== Records for the task
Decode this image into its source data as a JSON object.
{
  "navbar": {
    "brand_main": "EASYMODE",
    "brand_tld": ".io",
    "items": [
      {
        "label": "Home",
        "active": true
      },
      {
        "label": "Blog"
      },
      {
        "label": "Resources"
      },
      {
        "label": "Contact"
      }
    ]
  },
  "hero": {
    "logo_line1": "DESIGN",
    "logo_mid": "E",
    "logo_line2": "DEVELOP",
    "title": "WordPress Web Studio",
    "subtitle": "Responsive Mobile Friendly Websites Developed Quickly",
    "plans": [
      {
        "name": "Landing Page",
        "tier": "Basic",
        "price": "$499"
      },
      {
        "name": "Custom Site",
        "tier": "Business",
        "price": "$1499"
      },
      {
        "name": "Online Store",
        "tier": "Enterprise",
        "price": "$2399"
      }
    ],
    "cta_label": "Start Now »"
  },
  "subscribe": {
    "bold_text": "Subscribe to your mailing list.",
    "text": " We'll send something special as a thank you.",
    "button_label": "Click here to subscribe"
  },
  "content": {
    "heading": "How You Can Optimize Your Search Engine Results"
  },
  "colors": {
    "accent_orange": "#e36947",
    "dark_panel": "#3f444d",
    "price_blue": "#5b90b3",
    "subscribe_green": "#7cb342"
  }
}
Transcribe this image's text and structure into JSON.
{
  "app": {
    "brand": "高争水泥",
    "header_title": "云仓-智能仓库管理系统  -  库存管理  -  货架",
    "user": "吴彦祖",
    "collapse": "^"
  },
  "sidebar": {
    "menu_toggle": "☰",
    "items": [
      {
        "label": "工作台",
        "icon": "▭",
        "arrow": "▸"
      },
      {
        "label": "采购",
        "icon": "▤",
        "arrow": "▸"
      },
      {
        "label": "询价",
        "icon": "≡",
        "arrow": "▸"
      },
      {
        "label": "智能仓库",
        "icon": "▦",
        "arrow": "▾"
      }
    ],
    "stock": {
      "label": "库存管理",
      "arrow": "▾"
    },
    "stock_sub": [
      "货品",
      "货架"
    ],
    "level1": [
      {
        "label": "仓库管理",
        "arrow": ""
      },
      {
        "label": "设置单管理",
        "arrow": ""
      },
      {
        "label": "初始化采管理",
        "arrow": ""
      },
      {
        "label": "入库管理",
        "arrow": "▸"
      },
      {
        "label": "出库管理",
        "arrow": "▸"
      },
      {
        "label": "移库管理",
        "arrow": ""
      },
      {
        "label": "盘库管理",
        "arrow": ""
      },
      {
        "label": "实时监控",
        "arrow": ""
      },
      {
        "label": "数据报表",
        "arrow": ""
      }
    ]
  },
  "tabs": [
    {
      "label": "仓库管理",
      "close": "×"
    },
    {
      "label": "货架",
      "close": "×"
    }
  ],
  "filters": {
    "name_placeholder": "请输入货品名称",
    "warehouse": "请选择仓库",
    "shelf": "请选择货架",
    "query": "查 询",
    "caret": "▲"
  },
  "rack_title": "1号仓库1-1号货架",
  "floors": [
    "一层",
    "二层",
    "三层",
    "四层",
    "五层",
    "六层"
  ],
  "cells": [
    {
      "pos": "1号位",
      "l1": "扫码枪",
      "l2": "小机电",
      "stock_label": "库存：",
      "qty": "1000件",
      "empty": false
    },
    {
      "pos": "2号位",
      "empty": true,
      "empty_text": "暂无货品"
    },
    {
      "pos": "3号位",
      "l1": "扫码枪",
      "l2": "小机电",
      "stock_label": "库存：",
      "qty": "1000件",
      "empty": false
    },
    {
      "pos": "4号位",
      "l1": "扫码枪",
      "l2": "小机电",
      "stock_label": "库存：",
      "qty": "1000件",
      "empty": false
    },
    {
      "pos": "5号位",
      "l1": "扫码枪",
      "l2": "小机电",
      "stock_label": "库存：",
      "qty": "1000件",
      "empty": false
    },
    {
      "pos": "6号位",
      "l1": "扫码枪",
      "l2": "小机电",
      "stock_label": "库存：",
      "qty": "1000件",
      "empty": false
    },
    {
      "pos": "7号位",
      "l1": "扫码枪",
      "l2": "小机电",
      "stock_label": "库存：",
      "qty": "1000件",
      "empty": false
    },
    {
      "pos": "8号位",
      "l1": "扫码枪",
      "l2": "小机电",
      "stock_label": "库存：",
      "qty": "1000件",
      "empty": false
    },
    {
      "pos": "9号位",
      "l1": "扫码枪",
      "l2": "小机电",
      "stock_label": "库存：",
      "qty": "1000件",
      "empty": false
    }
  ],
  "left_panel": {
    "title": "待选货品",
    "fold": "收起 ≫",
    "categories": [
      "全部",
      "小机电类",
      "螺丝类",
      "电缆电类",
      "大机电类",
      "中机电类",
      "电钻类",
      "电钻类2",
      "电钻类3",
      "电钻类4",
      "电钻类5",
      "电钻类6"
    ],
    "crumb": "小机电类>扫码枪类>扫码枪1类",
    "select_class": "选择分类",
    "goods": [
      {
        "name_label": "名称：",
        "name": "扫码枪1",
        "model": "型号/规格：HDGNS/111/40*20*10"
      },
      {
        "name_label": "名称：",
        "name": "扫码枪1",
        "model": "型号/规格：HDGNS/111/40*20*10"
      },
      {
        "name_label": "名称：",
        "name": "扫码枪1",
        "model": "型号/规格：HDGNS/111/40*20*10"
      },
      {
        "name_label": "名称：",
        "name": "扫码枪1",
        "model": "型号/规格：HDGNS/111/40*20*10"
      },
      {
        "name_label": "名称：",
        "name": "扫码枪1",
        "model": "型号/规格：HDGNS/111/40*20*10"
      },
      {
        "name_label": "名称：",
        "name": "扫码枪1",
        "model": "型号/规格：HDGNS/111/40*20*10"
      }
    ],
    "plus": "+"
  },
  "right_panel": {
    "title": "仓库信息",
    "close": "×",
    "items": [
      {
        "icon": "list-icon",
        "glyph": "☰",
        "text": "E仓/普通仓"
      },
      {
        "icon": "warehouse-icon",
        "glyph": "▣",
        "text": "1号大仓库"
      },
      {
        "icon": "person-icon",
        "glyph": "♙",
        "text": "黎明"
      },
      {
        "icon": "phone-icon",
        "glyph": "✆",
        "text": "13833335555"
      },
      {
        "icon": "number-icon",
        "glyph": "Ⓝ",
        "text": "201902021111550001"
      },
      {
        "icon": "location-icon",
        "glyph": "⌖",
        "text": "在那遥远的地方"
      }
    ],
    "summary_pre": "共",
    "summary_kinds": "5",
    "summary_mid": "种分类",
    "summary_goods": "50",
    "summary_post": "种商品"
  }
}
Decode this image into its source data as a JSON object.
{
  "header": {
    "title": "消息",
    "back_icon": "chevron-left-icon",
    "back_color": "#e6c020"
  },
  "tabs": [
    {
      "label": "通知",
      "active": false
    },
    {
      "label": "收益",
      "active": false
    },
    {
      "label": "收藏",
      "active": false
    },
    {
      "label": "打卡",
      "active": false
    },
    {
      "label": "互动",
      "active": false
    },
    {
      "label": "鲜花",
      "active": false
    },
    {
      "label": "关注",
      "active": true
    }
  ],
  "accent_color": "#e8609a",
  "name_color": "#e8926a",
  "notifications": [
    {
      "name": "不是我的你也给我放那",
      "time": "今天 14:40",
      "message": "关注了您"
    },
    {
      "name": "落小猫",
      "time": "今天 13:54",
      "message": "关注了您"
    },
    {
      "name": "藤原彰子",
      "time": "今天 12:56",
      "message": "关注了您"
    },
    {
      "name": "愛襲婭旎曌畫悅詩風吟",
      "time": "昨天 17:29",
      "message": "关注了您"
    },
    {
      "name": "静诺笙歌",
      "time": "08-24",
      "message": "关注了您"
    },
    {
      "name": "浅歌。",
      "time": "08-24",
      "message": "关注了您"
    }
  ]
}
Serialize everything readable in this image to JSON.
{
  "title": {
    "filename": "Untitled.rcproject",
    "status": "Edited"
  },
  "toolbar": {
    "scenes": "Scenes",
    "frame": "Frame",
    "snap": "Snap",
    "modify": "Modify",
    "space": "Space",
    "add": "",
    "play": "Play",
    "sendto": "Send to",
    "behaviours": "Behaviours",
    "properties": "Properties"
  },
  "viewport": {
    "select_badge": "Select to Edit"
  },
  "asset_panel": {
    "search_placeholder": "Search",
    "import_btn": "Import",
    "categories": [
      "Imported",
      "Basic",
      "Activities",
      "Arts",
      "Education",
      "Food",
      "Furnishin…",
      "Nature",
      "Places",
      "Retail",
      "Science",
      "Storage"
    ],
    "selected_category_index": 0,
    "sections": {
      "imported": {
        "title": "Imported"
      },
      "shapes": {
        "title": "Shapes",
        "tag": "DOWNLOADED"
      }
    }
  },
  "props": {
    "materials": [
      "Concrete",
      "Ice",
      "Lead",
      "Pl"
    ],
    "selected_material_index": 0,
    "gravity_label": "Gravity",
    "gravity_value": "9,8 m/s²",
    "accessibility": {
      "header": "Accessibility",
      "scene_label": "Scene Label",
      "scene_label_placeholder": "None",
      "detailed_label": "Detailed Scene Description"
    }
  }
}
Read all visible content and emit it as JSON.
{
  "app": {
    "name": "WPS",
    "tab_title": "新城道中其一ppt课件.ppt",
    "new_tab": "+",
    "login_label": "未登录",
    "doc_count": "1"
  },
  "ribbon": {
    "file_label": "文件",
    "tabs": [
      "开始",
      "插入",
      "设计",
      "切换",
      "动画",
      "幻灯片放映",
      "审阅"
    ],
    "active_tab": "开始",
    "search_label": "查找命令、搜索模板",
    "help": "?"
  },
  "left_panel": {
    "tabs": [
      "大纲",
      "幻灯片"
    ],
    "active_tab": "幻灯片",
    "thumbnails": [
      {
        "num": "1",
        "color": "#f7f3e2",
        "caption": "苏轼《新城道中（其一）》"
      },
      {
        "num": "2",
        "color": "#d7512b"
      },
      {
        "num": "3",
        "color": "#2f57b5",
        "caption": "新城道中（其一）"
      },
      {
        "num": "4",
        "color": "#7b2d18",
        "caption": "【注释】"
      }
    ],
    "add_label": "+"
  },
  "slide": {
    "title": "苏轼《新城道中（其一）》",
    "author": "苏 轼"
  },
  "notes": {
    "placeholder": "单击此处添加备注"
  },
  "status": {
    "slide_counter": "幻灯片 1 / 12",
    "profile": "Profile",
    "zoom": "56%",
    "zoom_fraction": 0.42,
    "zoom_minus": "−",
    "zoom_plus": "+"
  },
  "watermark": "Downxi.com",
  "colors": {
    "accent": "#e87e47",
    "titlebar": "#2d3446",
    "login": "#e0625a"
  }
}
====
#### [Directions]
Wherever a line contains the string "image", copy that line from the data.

#### [Written answer]
Decode this image into its source data as a JSON object.
Transcribe this image's text and structure into JSON.
Decode this image into its source data as a JSON object.
Serialize everything readable in this image to JSON.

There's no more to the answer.